Trump administration appeals partial block of travel ban by Maryland judge

Oliver Laughland
The Trump administration suffered a stinging blow to its plans to block visa applicants from six Muslim-majority countries and temporarily halt the US refugee resettlement program. Photograph: Jim Bourg/Reuters

The Trump administration has appealed against a federal court order issued in the state of Maryland that partially blocks the president’s revised travel ban.

The Department of Justice’s acting solicitor general, Jeffrey Wall, informed Maryland’s southern district court in a filing on Friday that the government will challenge the ruling in the fourth circuit appeals court.

The Trump administration suffered a stinging blow to its plans to block visa applicants from six Muslim-majority countries and temporarily halt the US refugee resettlement program, after two federal courts – the other in Hawaii – issued temporary stays on the president’s executive order.

The Maryland order, issued by the district judge Theodore Chuang, only covers the part of Trump’s travel ban relating to visa issuances from the six countries. The temporary order issued in Hawaii, by the district judge Derrick Watson, covers two complete sections of the order and restricts Trump from altering the refugee resettlement program.

The president had vowed to challenge the Hawaii ruling, which he branded an “unprecedented judicial overreach” at a rally shortly after the order was handed down on Wednesday evening. He told a crowd of supporters: “We’re going to fight this terrible rule, we’re going to take this case as far as it will go, including the supreme court. We’re going to win.”

But the decision to appeal against the Maryland order over the Hawaii ruling could indicate the DoJ’s resistance to contest yet another decision against Trump’s travel ban in the ninth circuit appeals court, where a challenge to the Hawaii ruling would be heard. Last month the ninth circuit unanimously ruled to enforce a temporary nationwide restraining order against Trump’s first order, which was chaotically rolled out and subject to a number of legal challenges across the country.

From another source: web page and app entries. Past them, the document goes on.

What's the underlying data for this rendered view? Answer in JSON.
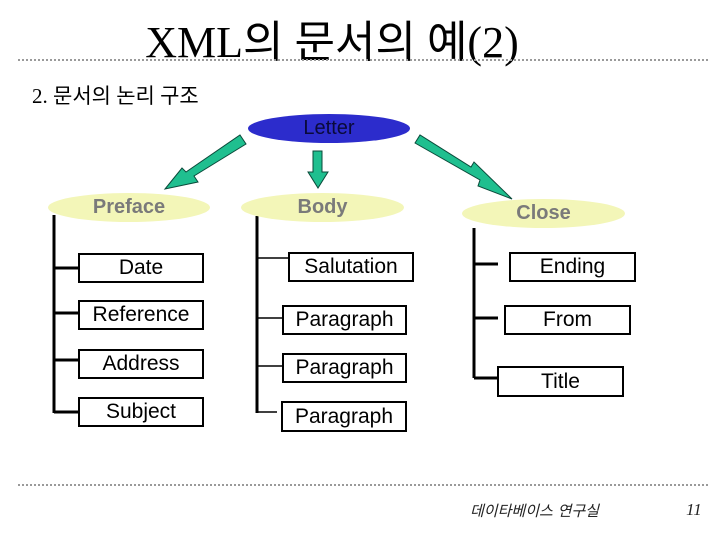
{
  "slide": {
    "title": "XML의 문서의 예(2)",
    "subtitle": "2. 문서의 논리  구조",
    "footer": "데이타베이스 연구실",
    "page_number": "11"
  },
  "colors": {
    "root_fill": "#2c2ccc",
    "section_fill": "#f3f6b8",
    "arrow_fill": "#1fbf8f"
  },
  "tree": {
    "root": "Letter",
    "sections": [
      {
        "label": "Preface",
        "children": [
          "Date",
          "Reference",
          "Address",
          "Subject"
        ]
      },
      {
        "label": "Body",
        "children": [
          "Salutation",
          "Paragraph",
          "Paragraph",
          "Paragraph"
        ]
      },
      {
        "label": "Close",
        "children": [
          "Ending",
          "From",
          "Title"
        ]
      }
    ]
  }
}
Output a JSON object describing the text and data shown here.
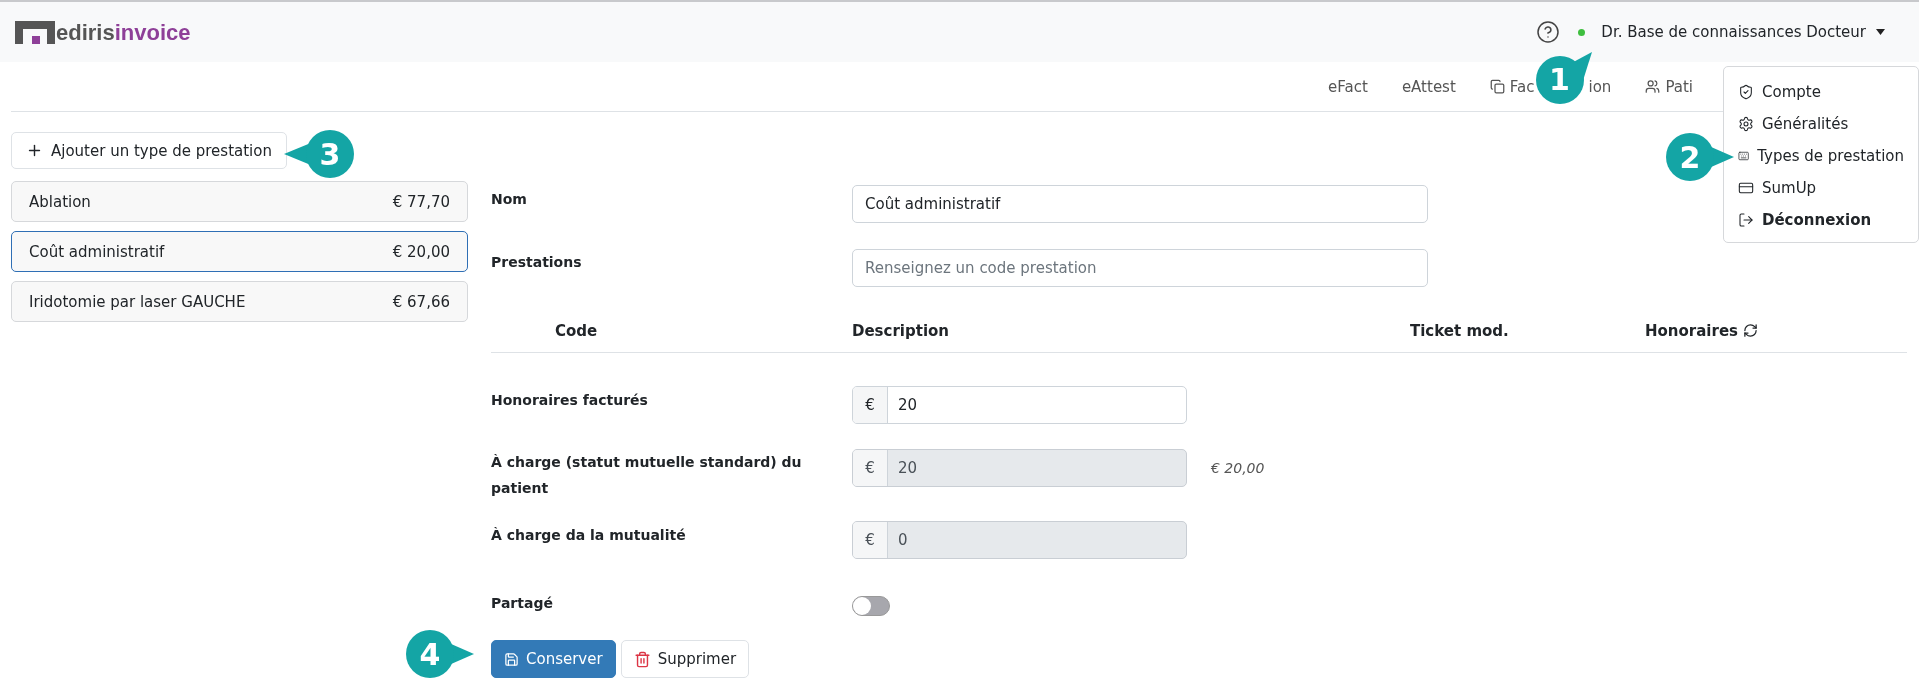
{
  "header": {
    "logo": {
      "part_1": "ediris",
      "part_2": "invoice"
    },
    "user": {
      "name": "Dr. Base de connaissances Docteur",
      "online": true
    }
  },
  "nav": [
    {
      "label": "eFact"
    },
    {
      "label": "eAttest"
    },
    {
      "label": "Fac",
      "label_end": "ion"
    },
    {
      "label": "Pati"
    }
  ],
  "user_menu": [
    {
      "label": "Compte",
      "bold": false
    },
    {
      "label": "Généralités",
      "bold": false
    },
    {
      "label": "Types de prestation",
      "bold": false
    },
    {
      "label": "SumUp",
      "bold": false
    },
    {
      "label": "Déconnexion",
      "bold": true
    }
  ],
  "add_button": "Ajouter un type de prestation",
  "service_types": [
    {
      "name": "Ablation",
      "price": "€ 77,70",
      "selected": false
    },
    {
      "name": "Coût administratif",
      "price": "€ 20,00",
      "selected": true
    },
    {
      "name": "Iridotomie par laser GAUCHE",
      "price": "€ 67,66",
      "selected": false
    }
  ],
  "form": {
    "name": {
      "label": "Nom",
      "value": "Coût administratif"
    },
    "services": {
      "label": "Prestations",
      "placeholder": "Renseignez un code prestation"
    },
    "table": {
      "columns": [
        "Code",
        "Description",
        "Ticket mod.",
        "Honoraires"
      ]
    },
    "amounts": [
      {
        "label": "Honoraires facturés",
        "currency": "€",
        "value": "20",
        "readonly": false
      },
      {
        "label": "À charge (statut mutuelle standard) du patient",
        "currency": "€",
        "value": "20",
        "readonly": true,
        "hint": "€ 20,00"
      },
      {
        "label": "À charge da la mutualité",
        "currency": "€",
        "value": "0",
        "readonly": true
      }
    ],
    "shared": {
      "label": "Partagé",
      "on": false
    },
    "buttons": [
      {
        "label": "Conserver",
        "kind": "primary"
      },
      {
        "label": "Supprimer",
        "kind": "danger"
      }
    ]
  },
  "callouts": [
    {
      "number": "1"
    },
    {
      "number": "2"
    },
    {
      "number": "3"
    },
    {
      "number": "4"
    }
  ]
}
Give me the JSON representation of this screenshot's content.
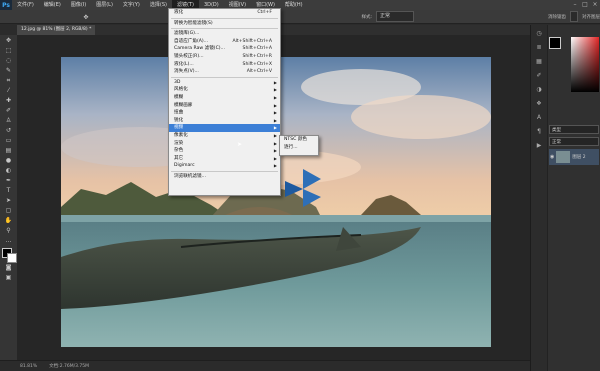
{
  "menubar": {
    "logo": "Ps",
    "items": [
      "文件(F)",
      "编辑(E)",
      "图像(I)",
      "图层(L)",
      "文字(Y)",
      "选择(S)",
      "滤镜(T)",
      "3D(D)",
      "视图(V)",
      "窗口(W)",
      "帮助(H)"
    ],
    "active_index": 6
  },
  "options": {
    "mode_label": "图层",
    "style_label": "样式:",
    "style_value": "正常",
    "smooth_label": "消除锯齿",
    "checkbox_label": "对齐图层"
  },
  "tab": {
    "title": "12.jpg @ 81% (图层 2, RGB/8) *"
  },
  "filter_menu": {
    "top": [
      {
        "label": "液化",
        "shortcut": "Ctrl+F"
      },
      {
        "label": "转换为智能滤镜(S)",
        "shortcut": ""
      }
    ],
    "mid": [
      {
        "label": "滤镜库(G)...",
        "shortcut": ""
      },
      {
        "label": "自适应广角(A)...",
        "shortcut": "Alt+Shift+Ctrl+A"
      },
      {
        "label": "Camera Raw 滤镜(C)...",
        "shortcut": "Shift+Ctrl+A"
      },
      {
        "label": "镜头校正(R)...",
        "shortcut": "Shift+Ctrl+R"
      },
      {
        "label": "液化(L)...",
        "shortcut": "Shift+Ctrl+X"
      },
      {
        "label": "消失点(V)...",
        "shortcut": "Alt+Ctrl+V"
      }
    ],
    "sub": [
      "3D",
      "风格化",
      "模糊",
      "模糊画廊",
      "扭曲",
      "锐化",
      "视频",
      "像素化",
      "渲染",
      "杂色",
      "其它"
    ],
    "plain": [
      "Digimarc"
    ],
    "browse": "浏览联机滤镜...",
    "highlight_label": "视频"
  },
  "video_submenu": [
    "NTSC 颜色",
    "逐行..."
  ],
  "statusbar": {
    "zoom": "81.81%",
    "doc": "文档:2.76M/3.75M"
  },
  "layers": {
    "layer_name": "图层 2",
    "kind_label": "类型",
    "blend": "正常"
  }
}
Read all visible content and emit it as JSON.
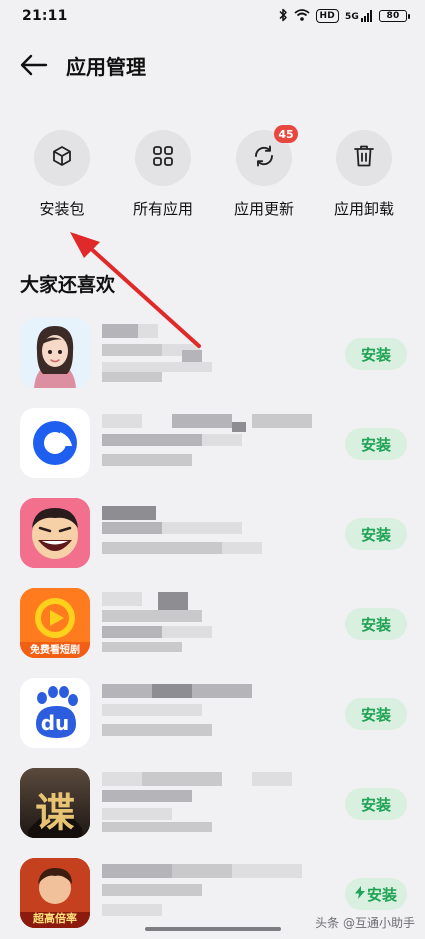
{
  "status_bar": {
    "time": "21:11",
    "hd_label": "HD",
    "network_label": "5G",
    "battery": "80"
  },
  "header": {
    "title": "应用管理"
  },
  "actions": [
    {
      "label": "安装包",
      "icon": "cube-icon"
    },
    {
      "label": "所有应用",
      "icon": "grid-icon"
    },
    {
      "label": "应用更新",
      "icon": "refresh-icon",
      "badge": "45"
    },
    {
      "label": "应用卸载",
      "icon": "trash-icon"
    }
  ],
  "section": {
    "title": "大家还喜欢"
  },
  "apps": [
    {
      "icon": "avatar-girl-icon",
      "install_label": "安装"
    },
    {
      "icon": "blue-ring-icon",
      "install_label": "安装"
    },
    {
      "icon": "laughing-face-icon",
      "install_label": "安装"
    },
    {
      "icon": "orange-play-icon",
      "icon_caption": "免费看短剧",
      "install_label": "安装"
    },
    {
      "icon": "baidu-paw-icon",
      "icon_text": "du",
      "install_label": "安装"
    },
    {
      "icon": "game-dark-icon",
      "icon_text": "谍",
      "install_label": "安装"
    },
    {
      "icon": "game-hero-icon",
      "icon_caption": "超高倍率",
      "install_label": "安装",
      "fast_install": true
    }
  ],
  "watermark": "头条 @互通小助手",
  "colors": {
    "background": "#f1f1f3",
    "install_green": "#1fa354",
    "install_bg": "#d9efe0",
    "badge_red": "#e8473f",
    "annotation_red": "#e02a2a"
  }
}
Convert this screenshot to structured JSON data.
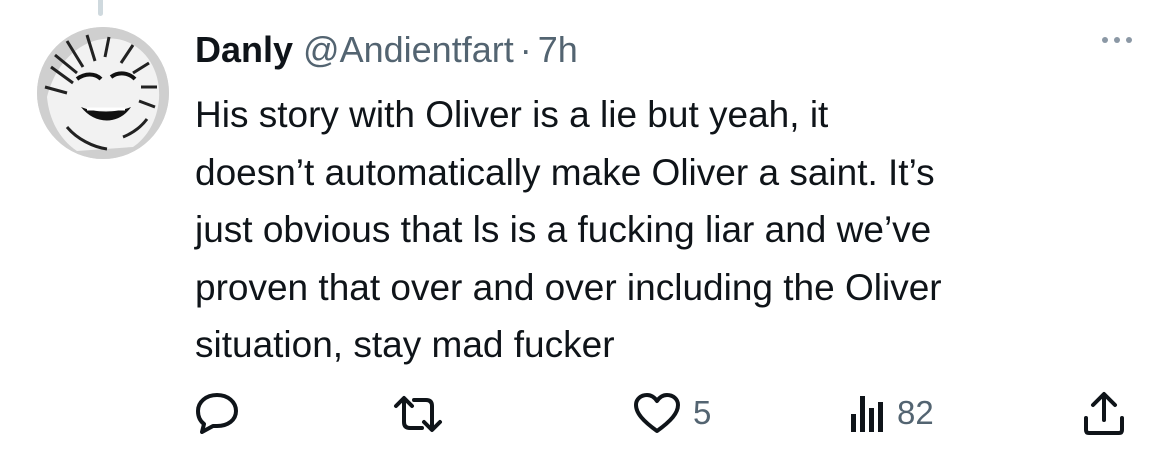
{
  "tweet": {
    "display_name": "Danly",
    "handle": "@Andientfart",
    "separator": "·",
    "time": "7h",
    "text": "His story with Oliver is a lie but yeah, it\ndoesn’t automatically make Oliver a saint. It’s\njust obvious that ls is a fucking liar and we’ve\nproven that over and over including the Oliver\nsituation, stay mad fucker"
  },
  "actions": {
    "reply_icon": "reply-icon",
    "retweet_icon": "retweet-icon",
    "like_icon": "heart-icon",
    "like_count": "5",
    "views_icon": "views-icon",
    "views_count": "82",
    "share_icon": "share-icon"
  },
  "colors": {
    "text": "#0f1419",
    "secondary": "#536471",
    "background": "#ffffff"
  }
}
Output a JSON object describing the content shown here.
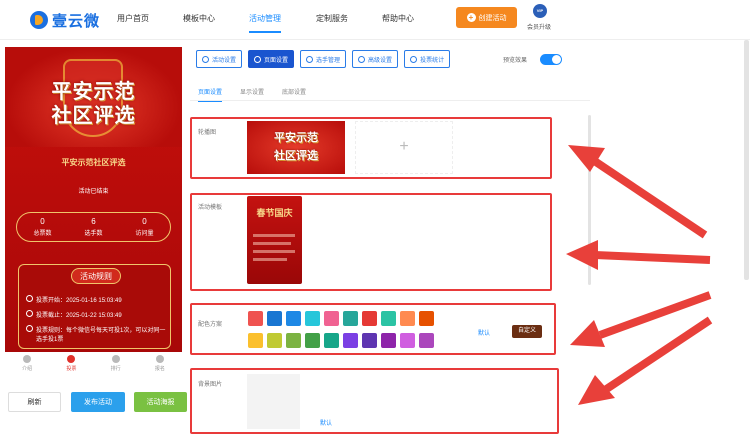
{
  "brand": {
    "name": "壹云微"
  },
  "nav": {
    "items": [
      "用户首页",
      "模板中心",
      "活动管理",
      "定制服务",
      "帮助中心"
    ],
    "create_label": "创建活动",
    "vip_badge": "VIP",
    "vip_label": "会员升级"
  },
  "preview": {
    "banner_line1": "平安示范",
    "banner_line2": "社区评选",
    "title": "平安示范社区评选",
    "status": "活动已结束",
    "stats": [
      {
        "value": "0",
        "label": "总票数"
      },
      {
        "value": "6",
        "label": "选手数"
      },
      {
        "value": "0",
        "label": "访问量"
      }
    ],
    "rules_title": "活动规则",
    "rules": [
      "投票开始：2025-01-16 15:03:49",
      "投票截止：2025-01-22 15:03:49",
      "投票规则：每个微信号每天可投1次，可以对同一选手投1票"
    ],
    "tabs": [
      "介绍",
      "投票",
      "排行",
      "报名"
    ]
  },
  "actions": {
    "refresh": "刷新",
    "publish": "发布活动",
    "poster": "活动海报"
  },
  "settings": {
    "toolbar": [
      "活动设置",
      "页面设置",
      "选手管理",
      "高级设置",
      "投票统计"
    ],
    "preview_effect": "预览效果",
    "subtabs": [
      "页面设置",
      "显示设置",
      "底部设置"
    ],
    "carousel_label": "轮播图",
    "carousel_line1": "平安示范",
    "carousel_line2": "社区评选",
    "add_symbol": "+",
    "template_label": "活动模板",
    "template_title": "春节国庆",
    "color_label": "配色方案",
    "default_label": "默认",
    "custom_label": "自定义",
    "bg_label": "背景图片",
    "bg_default": "默认",
    "colors_row1": [
      "#ef5350",
      "#1976d2",
      "#1e88e5",
      "#26c6da",
      "#f06292",
      "#26a69a",
      "#e53935",
      "#2bc3a4",
      "#ff8a50",
      "#e65100"
    ],
    "colors_row2": [
      "#fbc02d",
      "#c0ca33",
      "#7cb342",
      "#43a047",
      "#17a689",
      "#7b3fe4",
      "#5e35b1",
      "#8e24aa",
      "#d05ee0",
      "#ab47bc"
    ]
  }
}
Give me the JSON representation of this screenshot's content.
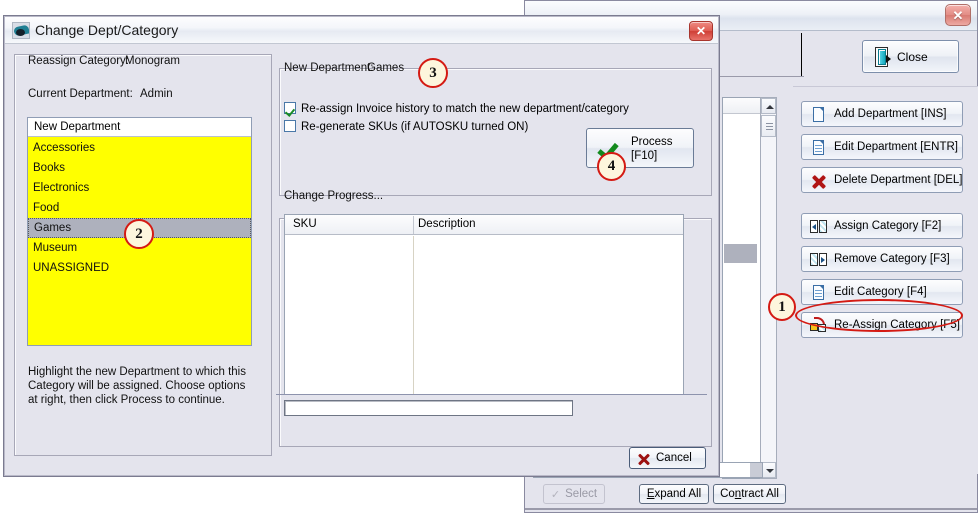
{
  "background_window": {
    "close_button_label": "Close",
    "close_icon": "door-exit-icon",
    "window_close_icon": "close-icon",
    "side_buttons": [
      {
        "label": "Add Department [INS]",
        "icon": "new-document-icon"
      },
      {
        "label": "Edit Department [ENTR]",
        "icon": "edit-document-icon"
      },
      {
        "label": "Delete Department [DEL]",
        "icon": "red-x-icon"
      },
      {
        "label": "Assign Category [F2]",
        "icon": "assign-panes-icon"
      },
      {
        "label": "Remove Category [F3]",
        "icon": "remove-panes-icon"
      },
      {
        "label": "Edit Category [F4]",
        "icon": "edit-document-icon"
      },
      {
        "label": "Re-Assign Category [F5]",
        "icon": "reassign-cubes-icon"
      }
    ],
    "bottom_bar": {
      "select_label": "Select",
      "select_icon": "checkmark-icon",
      "expand_all": {
        "prefix": "",
        "accel": "E",
        "rest": "xpand All"
      },
      "contract_all": {
        "prefix": "Co",
        "accel": "n",
        "rest": "tract All"
      }
    },
    "scrollbar": {
      "up_icon": "chevron-up-icon",
      "down_icon": "chevron-down-icon",
      "thumb": "scrollbar-thumb"
    }
  },
  "dialog": {
    "title": "Change Dept/Category",
    "title_icon": "app-swoosh-icon",
    "close_icon": "close-icon",
    "left_panel": {
      "reassign_category_label": "Reassign Category:",
      "reassign_category_value": "Monogram",
      "current_department_label": "Current Department:",
      "current_department_value": "Admin",
      "list_header": "New Department",
      "departments": [
        "Accessories",
        "Books",
        "Electronics",
        "Food",
        "Games",
        "Museum",
        "UNASSIGNED"
      ],
      "selected_department": "Games",
      "help_text": "Highlight the new Department to which this Category will be assigned.  Choose options at right, then click Process to continue."
    },
    "options_panel": {
      "new_department_label": "New Department:",
      "new_department_value": "Games",
      "checkbox_invoice": {
        "label": "Re-assign Invoice history to match the new department/category",
        "checked": true
      },
      "checkbox_skus": {
        "label": "Re-generate SKUs (if AUTOSKU turned ON)",
        "checked": false
      },
      "process_button": {
        "line1": "Process",
        "line2": "[F10]",
        "icon": "green-check-icon"
      }
    },
    "progress_panel": {
      "title": "Change Progress...",
      "columns": [
        "SKU",
        "Description"
      ],
      "rows": [],
      "progress_value": ""
    },
    "cancel_button": {
      "label": "Cancel",
      "icon": "red-x-icon"
    }
  },
  "callouts": [
    {
      "id": "1",
      "number": "1",
      "target": "Re-Assign Category [F5]"
    },
    {
      "id": "2",
      "number": "2",
      "target": "Games"
    },
    {
      "id": "3",
      "number": "3",
      "target": "New Department: Games"
    },
    {
      "id": "4",
      "number": "4",
      "target": "Process [F10]"
    }
  ],
  "colors": {
    "callout_border": "#d41a13",
    "callout_fill": "#fdf6dd",
    "list_highlight": "#ffff00",
    "selection": "#aeb1bd",
    "window_face": "#e4e4ed"
  }
}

Also on Friday, a federal judge in Seattle said he would not rule on a request from an immigrant rights group to block the revised travel ban because the two other judges had already halted it. Judge James Robart said the Northwest Immigrant Rights Project could ask him to reconsider “should circumstances change”.

Last month, Robart granted a request by the state of Washington to halt the initial travel ban.

Trump’s second travel ban, which had been due to go into effect just hours after the Hawaii ruling, had been designed to avoid some of the legal complaints about the first order. But Watson found that the state of Hawaii and a local imam, who challenged the order together, had successfully argued the new order would “likely” violate the establishment clause of the US constitution, which protects against religious discrimination.

“The Department of Justice may think that it has a better chance of convincing a panel of the fourth circuit, which 15 years ago was considered the most conservative appeals court in the country,” said Carl Tobias, professor of law at the University of Richmond. Tobias added that the court is now considered more moderate as six of the 15 judges were appointed by President Obama.

The government could still appeal against the Hawaii temporary order as well but as of late Friday afternoon had not filed any paperwork indicating an intention to do so.

The Maryland case was brought by the American Civil Liberties Union and a coalition of refugee advocacy and legal groups, and resulted in a preliminary injunction issued on Thursday morning.

Omar Jadwat, an attorney for the ACLU’s Immigrants’ Rights Project and who argued parts of the case in court on Wednesday, said on Friday that he was prepared to fight the government’s appeal in court.

“President Trump’s Muslim ban has fared miserably in the courts, and for good reason – it violates fundamental provisions of our constitution,” Jadwat said in a statement. “We look forward to defending this careful and well-reasoned decision in the appeals court.”

Margaret Huang, executive director Amnesty International USA, also expressed confidence that the government’s appeal would not be successful, but called on Congress to pass legislation that would “permanently override” Trump’s order.

“President Trump’s Muslim ban remains indefensible, no matter how many times it is brought to court,” Huang said, adding: “A prolonged legal battle over this ban will create more uncertainty for families around the world. Congress must intervene and pass legislation to permanently override this order.”

By using Yahoo you agree that Yahoo and partners may use Cookies for personalisation and other purposes